(Saved entries)
------------------------------------
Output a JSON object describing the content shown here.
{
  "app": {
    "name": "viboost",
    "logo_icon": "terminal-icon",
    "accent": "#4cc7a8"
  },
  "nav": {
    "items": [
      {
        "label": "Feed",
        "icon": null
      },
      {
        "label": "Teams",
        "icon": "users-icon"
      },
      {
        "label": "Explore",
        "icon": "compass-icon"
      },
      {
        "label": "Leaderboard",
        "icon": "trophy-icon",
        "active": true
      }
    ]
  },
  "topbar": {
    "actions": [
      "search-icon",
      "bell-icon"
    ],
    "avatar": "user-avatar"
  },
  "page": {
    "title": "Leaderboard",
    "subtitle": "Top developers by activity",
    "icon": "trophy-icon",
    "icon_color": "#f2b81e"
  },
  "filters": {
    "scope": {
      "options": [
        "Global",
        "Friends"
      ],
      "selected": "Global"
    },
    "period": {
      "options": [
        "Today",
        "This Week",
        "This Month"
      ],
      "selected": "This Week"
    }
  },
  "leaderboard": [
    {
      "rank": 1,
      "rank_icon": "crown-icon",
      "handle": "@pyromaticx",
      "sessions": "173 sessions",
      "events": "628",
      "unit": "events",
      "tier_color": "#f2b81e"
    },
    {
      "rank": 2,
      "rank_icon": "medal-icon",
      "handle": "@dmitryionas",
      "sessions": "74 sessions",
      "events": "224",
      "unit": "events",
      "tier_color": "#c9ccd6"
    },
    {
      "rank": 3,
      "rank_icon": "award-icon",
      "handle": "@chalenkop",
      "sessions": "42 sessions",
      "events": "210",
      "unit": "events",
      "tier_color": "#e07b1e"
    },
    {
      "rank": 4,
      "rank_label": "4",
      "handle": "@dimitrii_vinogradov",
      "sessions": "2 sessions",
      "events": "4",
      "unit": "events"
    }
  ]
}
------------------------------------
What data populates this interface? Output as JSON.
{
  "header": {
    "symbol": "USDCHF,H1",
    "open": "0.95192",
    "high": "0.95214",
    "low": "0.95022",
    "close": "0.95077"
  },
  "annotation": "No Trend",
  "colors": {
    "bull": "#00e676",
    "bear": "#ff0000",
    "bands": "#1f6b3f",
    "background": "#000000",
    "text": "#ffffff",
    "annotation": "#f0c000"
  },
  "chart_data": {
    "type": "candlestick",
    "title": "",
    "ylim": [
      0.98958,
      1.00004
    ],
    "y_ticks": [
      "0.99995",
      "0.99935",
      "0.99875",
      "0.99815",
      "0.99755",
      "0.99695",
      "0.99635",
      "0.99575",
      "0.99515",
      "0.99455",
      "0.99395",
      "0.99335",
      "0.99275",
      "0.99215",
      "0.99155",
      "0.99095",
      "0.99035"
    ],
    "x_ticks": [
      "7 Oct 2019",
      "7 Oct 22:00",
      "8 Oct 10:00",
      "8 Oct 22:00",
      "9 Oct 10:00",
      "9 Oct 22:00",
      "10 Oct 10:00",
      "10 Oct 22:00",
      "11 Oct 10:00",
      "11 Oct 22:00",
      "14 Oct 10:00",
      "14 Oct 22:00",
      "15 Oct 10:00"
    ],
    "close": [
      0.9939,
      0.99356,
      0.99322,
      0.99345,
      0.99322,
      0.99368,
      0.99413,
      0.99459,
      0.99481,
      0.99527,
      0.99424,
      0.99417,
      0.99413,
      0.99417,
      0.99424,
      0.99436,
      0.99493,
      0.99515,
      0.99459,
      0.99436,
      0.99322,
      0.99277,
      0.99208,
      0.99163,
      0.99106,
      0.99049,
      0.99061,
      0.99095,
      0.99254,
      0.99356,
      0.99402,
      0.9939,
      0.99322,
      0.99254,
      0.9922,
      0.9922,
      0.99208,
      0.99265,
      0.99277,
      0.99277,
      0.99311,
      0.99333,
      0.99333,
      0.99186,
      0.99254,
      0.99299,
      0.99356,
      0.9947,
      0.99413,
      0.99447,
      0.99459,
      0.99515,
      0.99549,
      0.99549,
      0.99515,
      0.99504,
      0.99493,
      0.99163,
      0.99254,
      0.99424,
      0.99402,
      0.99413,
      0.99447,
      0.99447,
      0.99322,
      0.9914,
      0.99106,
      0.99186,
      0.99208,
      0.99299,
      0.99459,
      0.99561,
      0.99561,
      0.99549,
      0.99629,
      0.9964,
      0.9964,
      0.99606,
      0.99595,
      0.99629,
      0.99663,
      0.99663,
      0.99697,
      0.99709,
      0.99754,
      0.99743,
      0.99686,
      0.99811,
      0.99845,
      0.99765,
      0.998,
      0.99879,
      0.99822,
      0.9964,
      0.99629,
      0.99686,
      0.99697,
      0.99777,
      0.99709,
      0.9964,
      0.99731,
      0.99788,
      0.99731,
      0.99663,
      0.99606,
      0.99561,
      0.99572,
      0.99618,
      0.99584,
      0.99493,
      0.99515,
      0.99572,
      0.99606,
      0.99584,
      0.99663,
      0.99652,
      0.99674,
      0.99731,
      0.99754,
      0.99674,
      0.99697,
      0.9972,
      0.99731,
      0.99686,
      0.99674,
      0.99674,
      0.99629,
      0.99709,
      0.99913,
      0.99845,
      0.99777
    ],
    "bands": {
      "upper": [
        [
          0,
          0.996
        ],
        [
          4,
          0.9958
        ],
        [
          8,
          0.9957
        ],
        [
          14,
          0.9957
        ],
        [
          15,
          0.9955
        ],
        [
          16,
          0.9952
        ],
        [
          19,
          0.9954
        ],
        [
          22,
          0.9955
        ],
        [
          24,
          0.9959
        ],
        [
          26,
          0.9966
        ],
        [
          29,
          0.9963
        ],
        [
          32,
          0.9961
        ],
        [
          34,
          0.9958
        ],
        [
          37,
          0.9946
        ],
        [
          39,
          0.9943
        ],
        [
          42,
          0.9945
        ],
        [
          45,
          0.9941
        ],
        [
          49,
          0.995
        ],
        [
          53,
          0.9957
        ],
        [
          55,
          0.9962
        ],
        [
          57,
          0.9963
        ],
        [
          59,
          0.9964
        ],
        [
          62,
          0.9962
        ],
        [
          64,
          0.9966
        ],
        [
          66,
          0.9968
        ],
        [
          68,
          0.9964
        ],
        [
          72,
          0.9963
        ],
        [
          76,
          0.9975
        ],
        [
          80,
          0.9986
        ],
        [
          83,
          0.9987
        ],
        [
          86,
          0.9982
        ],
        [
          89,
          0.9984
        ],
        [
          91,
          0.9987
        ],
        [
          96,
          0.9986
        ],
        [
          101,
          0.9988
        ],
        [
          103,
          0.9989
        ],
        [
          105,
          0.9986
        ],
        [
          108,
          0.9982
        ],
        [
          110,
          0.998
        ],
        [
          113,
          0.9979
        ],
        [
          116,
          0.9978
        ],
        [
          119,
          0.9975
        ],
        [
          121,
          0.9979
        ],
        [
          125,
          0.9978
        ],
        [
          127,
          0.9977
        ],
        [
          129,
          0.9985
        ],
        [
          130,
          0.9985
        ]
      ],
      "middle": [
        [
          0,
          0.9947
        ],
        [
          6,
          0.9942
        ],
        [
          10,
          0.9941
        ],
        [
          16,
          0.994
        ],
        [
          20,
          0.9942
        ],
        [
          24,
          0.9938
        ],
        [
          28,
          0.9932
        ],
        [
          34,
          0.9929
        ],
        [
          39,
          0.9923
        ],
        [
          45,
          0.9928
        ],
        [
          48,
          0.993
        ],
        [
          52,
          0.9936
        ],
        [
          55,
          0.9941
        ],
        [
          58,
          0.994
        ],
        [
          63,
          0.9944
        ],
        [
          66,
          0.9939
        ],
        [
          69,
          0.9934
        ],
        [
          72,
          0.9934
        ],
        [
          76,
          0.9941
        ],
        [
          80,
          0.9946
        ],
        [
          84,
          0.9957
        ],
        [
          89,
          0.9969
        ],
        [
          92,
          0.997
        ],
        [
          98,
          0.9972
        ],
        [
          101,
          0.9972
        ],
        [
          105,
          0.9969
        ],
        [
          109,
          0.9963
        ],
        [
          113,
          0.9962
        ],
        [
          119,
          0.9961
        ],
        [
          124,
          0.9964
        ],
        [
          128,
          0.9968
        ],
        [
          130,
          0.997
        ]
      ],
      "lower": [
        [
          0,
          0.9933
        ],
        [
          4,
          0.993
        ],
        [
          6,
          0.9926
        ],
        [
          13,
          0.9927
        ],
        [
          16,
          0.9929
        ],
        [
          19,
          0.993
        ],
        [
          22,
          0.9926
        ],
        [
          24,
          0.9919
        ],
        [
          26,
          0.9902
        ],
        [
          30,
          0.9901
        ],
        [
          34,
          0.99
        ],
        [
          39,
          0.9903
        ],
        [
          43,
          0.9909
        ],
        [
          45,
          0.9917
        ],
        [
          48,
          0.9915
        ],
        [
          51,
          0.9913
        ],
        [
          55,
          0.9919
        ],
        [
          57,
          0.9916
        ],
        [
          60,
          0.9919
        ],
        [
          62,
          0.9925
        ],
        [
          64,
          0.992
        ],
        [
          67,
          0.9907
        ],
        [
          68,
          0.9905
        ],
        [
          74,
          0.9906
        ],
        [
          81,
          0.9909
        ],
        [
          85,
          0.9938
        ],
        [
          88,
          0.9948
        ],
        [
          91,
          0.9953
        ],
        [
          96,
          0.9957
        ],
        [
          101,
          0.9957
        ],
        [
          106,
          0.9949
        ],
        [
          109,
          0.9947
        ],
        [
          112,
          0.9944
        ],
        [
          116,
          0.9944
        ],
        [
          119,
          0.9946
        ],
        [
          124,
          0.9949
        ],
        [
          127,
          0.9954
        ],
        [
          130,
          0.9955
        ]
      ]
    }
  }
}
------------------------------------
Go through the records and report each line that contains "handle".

      "handle": "@pyromaticx",
      "handle": "@dmitryionas",
      "handle": "@chalenkop",
      "handle": "@dimitrii_vinogradov",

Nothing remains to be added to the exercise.